* _Work instructions_: Reproduce the data exactly, leaving nothing out.

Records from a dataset
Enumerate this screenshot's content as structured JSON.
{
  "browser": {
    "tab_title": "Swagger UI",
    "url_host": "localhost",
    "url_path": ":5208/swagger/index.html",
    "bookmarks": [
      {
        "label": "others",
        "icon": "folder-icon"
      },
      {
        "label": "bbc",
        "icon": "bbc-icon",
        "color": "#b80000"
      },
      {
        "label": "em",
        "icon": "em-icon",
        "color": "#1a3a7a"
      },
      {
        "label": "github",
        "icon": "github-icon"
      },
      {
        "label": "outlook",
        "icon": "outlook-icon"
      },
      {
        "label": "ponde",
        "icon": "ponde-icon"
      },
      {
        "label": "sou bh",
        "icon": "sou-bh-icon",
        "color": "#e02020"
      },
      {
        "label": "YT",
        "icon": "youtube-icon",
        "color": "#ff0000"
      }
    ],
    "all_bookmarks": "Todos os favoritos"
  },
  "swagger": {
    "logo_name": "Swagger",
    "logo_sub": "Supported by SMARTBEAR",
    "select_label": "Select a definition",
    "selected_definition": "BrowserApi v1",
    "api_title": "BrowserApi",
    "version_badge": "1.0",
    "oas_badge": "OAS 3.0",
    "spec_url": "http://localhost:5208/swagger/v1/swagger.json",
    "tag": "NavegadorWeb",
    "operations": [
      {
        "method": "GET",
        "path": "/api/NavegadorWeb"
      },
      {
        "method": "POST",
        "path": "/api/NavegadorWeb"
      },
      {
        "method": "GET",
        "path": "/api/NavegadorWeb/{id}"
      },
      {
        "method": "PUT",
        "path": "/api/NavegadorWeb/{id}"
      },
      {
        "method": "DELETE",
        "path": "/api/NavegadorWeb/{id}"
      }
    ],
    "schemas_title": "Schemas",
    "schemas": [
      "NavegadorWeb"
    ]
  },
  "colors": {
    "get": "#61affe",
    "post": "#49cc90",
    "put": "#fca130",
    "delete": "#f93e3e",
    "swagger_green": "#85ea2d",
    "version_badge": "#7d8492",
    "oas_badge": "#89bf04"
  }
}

* _Written solution_:
Enumerate this screenshot's content as structured JSON.
{
  "browser": {
    "tab_title": "Swagger UI",
    "url_host": "localhost",
    "url_path": ":5208/swagger/index.html",
    "bookmarks": [
      {
        "label": "others",
        "icon": "folder-icon"
      },
      {
        "label": "bbc",
        "icon": "bbc-icon",
        "color": "#b80000"
      },
      {
        "label": "em",
        "icon": "em-icon",
        "color": "#1a3a7a"
      },
      {
        "label": "github",
        "icon": "github-icon"
      },
      {
        "label": "outlook",
        "icon": "outlook-icon"
      },
      {
        "label": "ponde",
        "icon": "ponde-icon"
      },
      {
        "label": "sou bh",
        "icon": "sou-bh-icon",
        "color": "#e02020"
      },
      {
        "label": "YT",
        "icon": "youtube-icon",
        "color": "#ff0000"
      }
    ],
    "all_bookmarks": "Todos os favoritos"
  },
  "swagger": {
    "logo_name": "Swagger",
    "logo_sub": "Supported by SMARTBEAR",
    "select_label": "Select a definition",
    "selected_definition": "BrowserApi v1",
    "api_title": "BrowserApi",
    "version_badge": "1.0",
    "oas_badge": "OAS 3.0",
    "spec_url": "http://localhost:5208/swagger/v1/swagger.json",
    "tag": "NavegadorWeb",
    "operations": [
      {
        "method": "GET",
        "path": "/api/NavegadorWeb"
      },
      {
        "method": "POST",
        "path": "/api/NavegadorWeb"
      },
      {
        "method": "GET",
        "path": "/api/NavegadorWeb/{id}"
      },
      {
        "method": "PUT",
        "path": "/api/NavegadorWeb/{id}"
      },
      {
        "method": "DELETE",
        "path": "/api/NavegadorWeb/{id}"
      }
    ],
    "schemas_title": "Schemas",
    "schemas": [
      "NavegadorWeb"
    ]
  },
  "colors": {
    "get": "#61affe",
    "post": "#49cc90",
    "put": "#fca130",
    "delete": "#f93e3e",
    "swagger_green": "#85ea2d",
    "version_badge": "#7d8492",
    "oas_badge": "#89bf04"
  }
}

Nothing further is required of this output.